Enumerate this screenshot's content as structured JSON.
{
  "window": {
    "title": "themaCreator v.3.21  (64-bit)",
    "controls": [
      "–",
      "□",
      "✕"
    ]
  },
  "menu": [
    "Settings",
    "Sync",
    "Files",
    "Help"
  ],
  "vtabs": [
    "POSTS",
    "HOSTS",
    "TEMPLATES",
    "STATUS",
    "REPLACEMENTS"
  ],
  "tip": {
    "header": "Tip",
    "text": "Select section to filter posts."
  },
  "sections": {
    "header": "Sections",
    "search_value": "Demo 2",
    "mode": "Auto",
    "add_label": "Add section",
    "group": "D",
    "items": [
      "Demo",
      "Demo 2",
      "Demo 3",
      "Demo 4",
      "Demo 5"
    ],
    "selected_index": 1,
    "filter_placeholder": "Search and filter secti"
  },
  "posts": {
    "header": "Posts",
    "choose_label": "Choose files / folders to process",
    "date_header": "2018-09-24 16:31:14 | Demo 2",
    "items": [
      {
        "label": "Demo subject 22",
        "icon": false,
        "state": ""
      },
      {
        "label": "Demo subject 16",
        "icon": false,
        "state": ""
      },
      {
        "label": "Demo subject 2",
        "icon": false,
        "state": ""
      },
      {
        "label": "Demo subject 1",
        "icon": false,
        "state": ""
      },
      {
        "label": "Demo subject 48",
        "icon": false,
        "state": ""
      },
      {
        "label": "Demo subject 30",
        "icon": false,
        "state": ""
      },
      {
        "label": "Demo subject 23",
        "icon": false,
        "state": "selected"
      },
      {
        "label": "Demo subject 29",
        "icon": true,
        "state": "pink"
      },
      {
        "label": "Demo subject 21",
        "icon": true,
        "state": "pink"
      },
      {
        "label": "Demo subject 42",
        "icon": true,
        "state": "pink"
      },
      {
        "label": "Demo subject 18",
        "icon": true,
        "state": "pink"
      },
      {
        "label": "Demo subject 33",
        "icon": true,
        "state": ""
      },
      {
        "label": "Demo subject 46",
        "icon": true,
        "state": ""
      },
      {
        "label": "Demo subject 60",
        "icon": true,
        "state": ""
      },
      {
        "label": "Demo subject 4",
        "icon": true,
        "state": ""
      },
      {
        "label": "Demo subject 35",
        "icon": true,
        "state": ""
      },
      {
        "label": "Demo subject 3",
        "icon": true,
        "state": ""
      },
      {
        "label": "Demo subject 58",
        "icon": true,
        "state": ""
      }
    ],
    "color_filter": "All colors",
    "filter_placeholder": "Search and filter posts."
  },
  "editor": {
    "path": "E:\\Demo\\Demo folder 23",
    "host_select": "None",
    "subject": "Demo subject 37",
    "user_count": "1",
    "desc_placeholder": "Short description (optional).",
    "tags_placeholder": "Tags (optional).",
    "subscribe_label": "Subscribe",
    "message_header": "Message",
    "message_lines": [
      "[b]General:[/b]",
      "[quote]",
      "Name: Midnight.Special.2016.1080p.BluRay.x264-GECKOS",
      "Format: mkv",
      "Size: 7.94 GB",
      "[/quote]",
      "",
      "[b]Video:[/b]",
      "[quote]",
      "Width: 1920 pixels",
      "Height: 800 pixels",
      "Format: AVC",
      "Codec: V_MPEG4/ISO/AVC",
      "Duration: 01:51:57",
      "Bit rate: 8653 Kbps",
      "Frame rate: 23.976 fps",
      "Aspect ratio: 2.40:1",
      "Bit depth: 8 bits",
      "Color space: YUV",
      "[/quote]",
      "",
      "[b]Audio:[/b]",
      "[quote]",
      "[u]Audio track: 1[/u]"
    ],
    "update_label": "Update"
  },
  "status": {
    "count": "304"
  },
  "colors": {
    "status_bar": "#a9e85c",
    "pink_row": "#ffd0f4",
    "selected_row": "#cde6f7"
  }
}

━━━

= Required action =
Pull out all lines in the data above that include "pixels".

= Reply to the exercise =
      "Width: 1920 pixels",
      "Height: 800 pixels",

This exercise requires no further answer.